◆ Work instructions ◆
Could you please reproduce all the records below exactly, leaving out the images?

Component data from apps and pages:
##########

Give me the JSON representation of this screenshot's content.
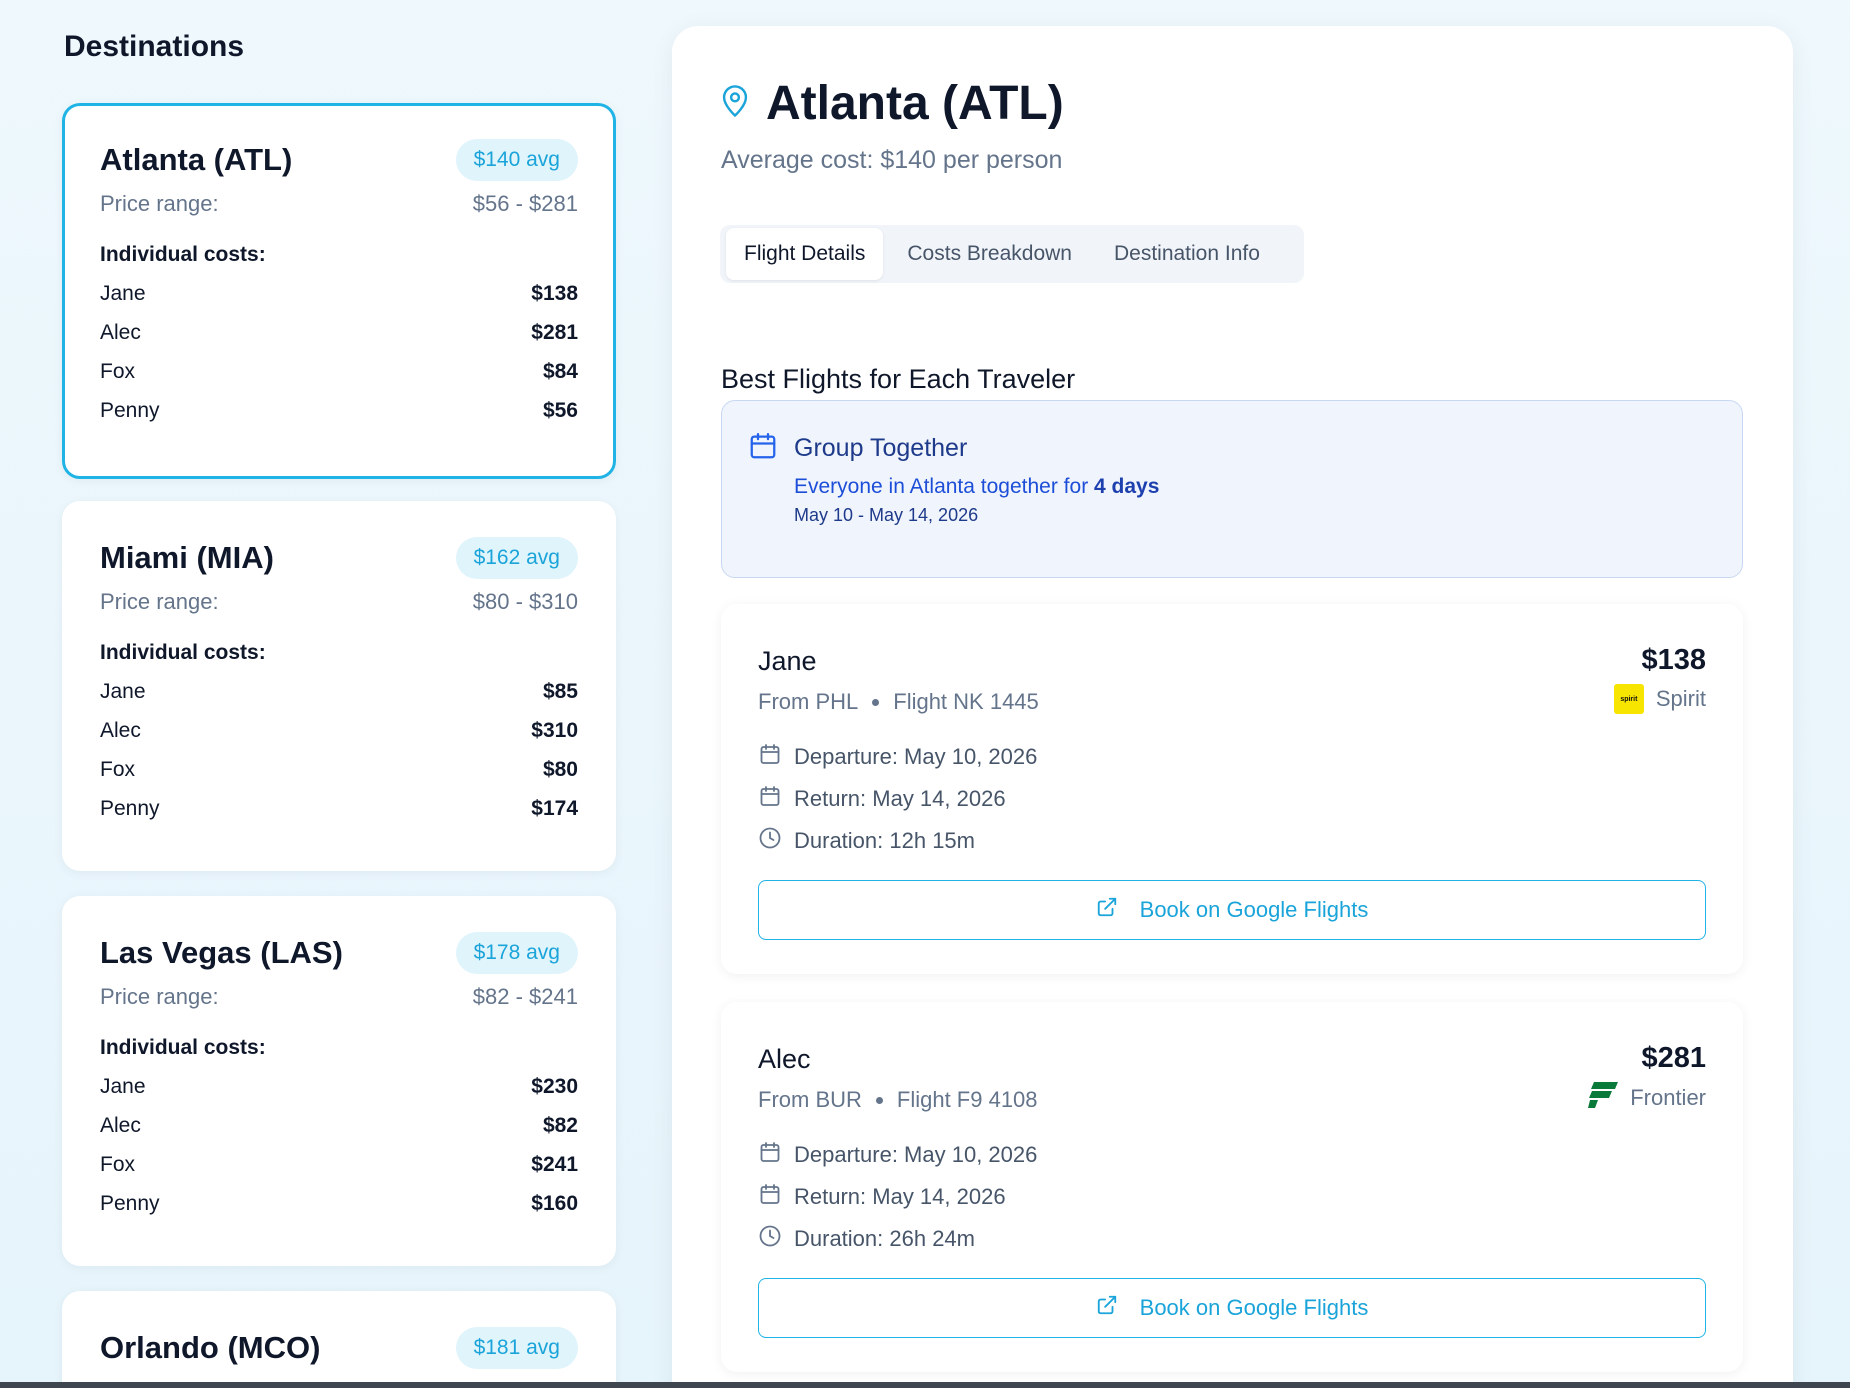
{
  "sidebar": {
    "title": "Destinations",
    "destinations": [
      {
        "name": "Atlanta (ATL)",
        "avg": "$140 avg",
        "range_label": "Price range:",
        "range": "$56 - $281",
        "individual_label": "Individual costs:",
        "costs": [
          {
            "name": "Jane",
            "value": "$138"
          },
          {
            "name": "Alec",
            "value": "$281"
          },
          {
            "name": "Fox",
            "value": "$84"
          },
          {
            "name": "Penny",
            "value": "$56"
          }
        ]
      },
      {
        "name": "Miami (MIA)",
        "avg": "$162 avg",
        "range_label": "Price range:",
        "range": "$80 - $310",
        "individual_label": "Individual costs:",
        "costs": [
          {
            "name": "Jane",
            "value": "$85"
          },
          {
            "name": "Alec",
            "value": "$310"
          },
          {
            "name": "Fox",
            "value": "$80"
          },
          {
            "name": "Penny",
            "value": "$174"
          }
        ]
      },
      {
        "name": "Las Vegas (LAS)",
        "avg": "$178 avg",
        "range_label": "Price range:",
        "range": "$82 - $241",
        "individual_label": "Individual costs:",
        "costs": [
          {
            "name": "Jane",
            "value": "$230"
          },
          {
            "name": "Alec",
            "value": "$82"
          },
          {
            "name": "Fox",
            "value": "$241"
          },
          {
            "name": "Penny",
            "value": "$160"
          }
        ]
      },
      {
        "name": "Orlando (MCO)",
        "avg": "$181 avg"
      }
    ]
  },
  "detail": {
    "title": "Atlanta (ATL)",
    "subtitle": "Average cost: $140 per person",
    "tabs": [
      "Flight Details",
      "Costs Breakdown",
      "Destination Info"
    ],
    "section_title": "Best Flights for Each Traveler",
    "group": {
      "title": "Group Together",
      "text_prefix": "Everyone in Atlanta together for ",
      "text_bold": "4 days",
      "dates": "May 10 - May 14, 2026"
    },
    "travelers": [
      {
        "name": "Jane",
        "from": "From PHL",
        "flight": "Flight NK 1445",
        "price": "$138",
        "airline": "Spirit",
        "airline_logo_text": "spirit",
        "departure": "Departure: May 10, 2026",
        "return": "Return: May 14, 2026",
        "duration": "Duration: 12h 15m",
        "book_label": "Book on Google Flights"
      },
      {
        "name": "Alec",
        "from": "From BUR",
        "flight": "Flight F9 4108",
        "price": "$281",
        "airline": "Frontier",
        "departure": "Departure: May 10, 2026",
        "return": "Return: May 14, 2026",
        "duration": "Duration: 26h 24m",
        "book_label": "Book on Google Flights"
      }
    ]
  },
  "colors": {
    "accent": "#1fb3e6",
    "badge_bg": "#e0f4fc",
    "group_bg": "#eff4fd",
    "group_text": "#1e3a8a",
    "spirit_yellow": "#f7e500",
    "frontier_green": "#0a7a3b"
  },
  "icons": {
    "location": "map-pin-icon",
    "calendar": "calendar-icon",
    "clock": "clock-icon",
    "external": "external-link-icon"
  }
}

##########

◆ Exercise output ◆
Give me the JSON representation of this screenshot's content.
{
  "sidebar": {
    "title": "Destinations",
    "destinations": [
      {
        "name": "Atlanta (ATL)",
        "avg": "$140 avg",
        "range_label": "Price range:",
        "range": "$56 - $281",
        "individual_label": "Individual costs:",
        "costs": [
          {
            "name": "Jane",
            "value": "$138"
          },
          {
            "name": "Alec",
            "value": "$281"
          },
          {
            "name": "Fox",
            "value": "$84"
          },
          {
            "name": "Penny",
            "value": "$56"
          }
        ]
      },
      {
        "name": "Miami (MIA)",
        "avg": "$162 avg",
        "range_label": "Price range:",
        "range": "$80 - $310",
        "individual_label": "Individual costs:",
        "costs": [
          {
            "name": "Jane",
            "value": "$85"
          },
          {
            "name": "Alec",
            "value": "$310"
          },
          {
            "name": "Fox",
            "value": "$80"
          },
          {
            "name": "Penny",
            "value": "$174"
          }
        ]
      },
      {
        "name": "Las Vegas (LAS)",
        "avg": "$178 avg",
        "range_label": "Price range:",
        "range": "$82 - $241",
        "individual_label": "Individual costs:",
        "costs": [
          {
            "name": "Jane",
            "value": "$230"
          },
          {
            "name": "Alec",
            "value": "$82"
          },
          {
            "name": "Fox",
            "value": "$241"
          },
          {
            "name": "Penny",
            "value": "$160"
          }
        ]
      },
      {
        "name": "Orlando (MCO)",
        "avg": "$181 avg"
      }
    ]
  },
  "detail": {
    "title": "Atlanta (ATL)",
    "subtitle": "Average cost: $140 per person",
    "tabs": [
      "Flight Details",
      "Costs Breakdown",
      "Destination Info"
    ],
    "section_title": "Best Flights for Each Traveler",
    "group": {
      "title": "Group Together",
      "text_prefix": "Everyone in Atlanta together for ",
      "text_bold": "4 days",
      "dates": "May 10 - May 14, 2026"
    },
    "travelers": [
      {
        "name": "Jane",
        "from": "From PHL",
        "flight": "Flight NK 1445",
        "price": "$138",
        "airline": "Spirit",
        "airline_logo_text": "spirit",
        "departure": "Departure: May 10, 2026",
        "return": "Return: May 14, 2026",
        "duration": "Duration: 12h 15m",
        "book_label": "Book on Google Flights"
      },
      {
        "name": "Alec",
        "from": "From BUR",
        "flight": "Flight F9 4108",
        "price": "$281",
        "airline": "Frontier",
        "departure": "Departure: May 10, 2026",
        "return": "Return: May 14, 2026",
        "duration": "Duration: 26h 24m",
        "book_label": "Book on Google Flights"
      }
    ]
  },
  "colors": {
    "accent": "#1fb3e6",
    "badge_bg": "#e0f4fc",
    "group_bg": "#eff4fd",
    "group_text": "#1e3a8a",
    "spirit_yellow": "#f7e500",
    "frontier_green": "#0a7a3b"
  },
  "icons": {
    "location": "map-pin-icon",
    "calendar": "calendar-icon",
    "clock": "clock-icon",
    "external": "external-link-icon"
  }
}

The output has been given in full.